▸ **Problem to work on**: Records follow. Copy every line with "title".
##########
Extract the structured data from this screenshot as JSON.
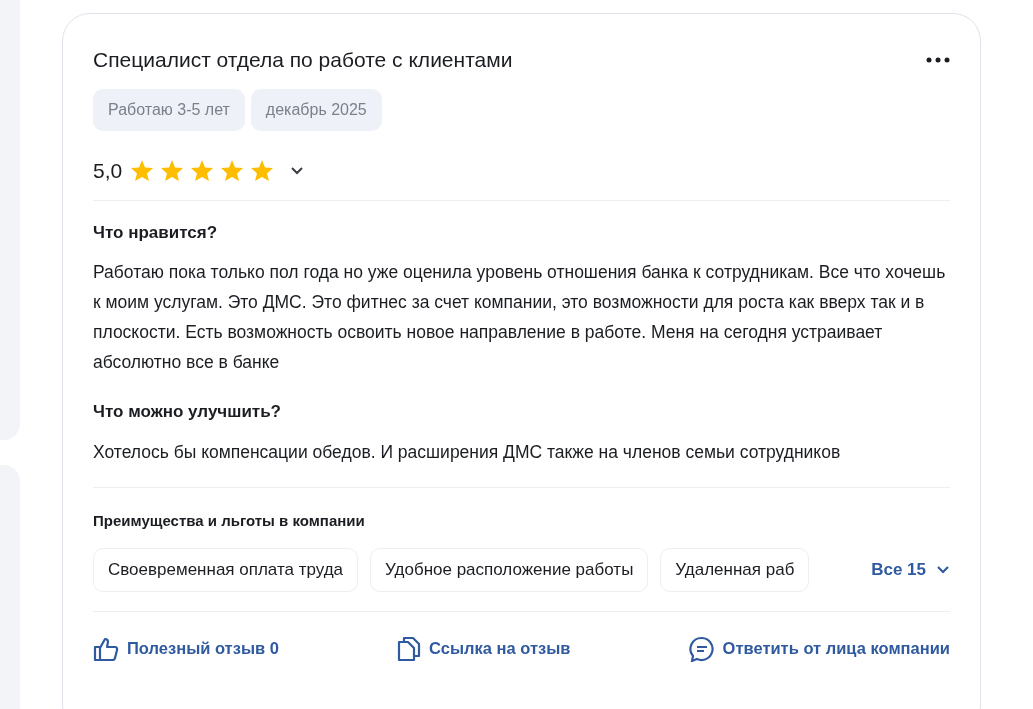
{
  "review": {
    "title": "Специалист отдела по работе с клиентами",
    "tags": [
      "Работаю 3-5 лет",
      "декабрь 2025"
    ],
    "rating": "5,0",
    "stars": 5,
    "sections": [
      {
        "heading": "Что нравится?",
        "text": "Работаю пока только пол года но уже оценила уровень отношения банка к сотрудникам. Все что хочешь к моим услугам. Это ДМС. Это фитнес за счет компании, это возможности для роста как вверх так и в плоскости. Есть возможность освоить новое направление в работе. Меня на сегодня устраивает абсолютно все в банке"
      },
      {
        "heading": "Что можно улучшить?",
        "text": "Хотелось бы компенсации обедов. И расширения ДМС также на членов семьи сотрудников"
      }
    ],
    "benefits": {
      "title": "Преимущества и льготы в компании",
      "items": [
        "Своевременная оплата труда",
        "Удобное расположение работы",
        "Удаленная раб"
      ],
      "more": "Все 15"
    },
    "actions": [
      {
        "kind": "like",
        "label": "Полезный отзыв 0"
      },
      {
        "kind": "link",
        "label": "Ссылка на отзыв"
      },
      {
        "kind": "reply",
        "label": "Ответить от лица компании"
      }
    ]
  }
}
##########
▸ **Completed exercise**:
    "title": "Специалист отдела по работе с клиентами",
      "title": "Преимущества и льготы в компании",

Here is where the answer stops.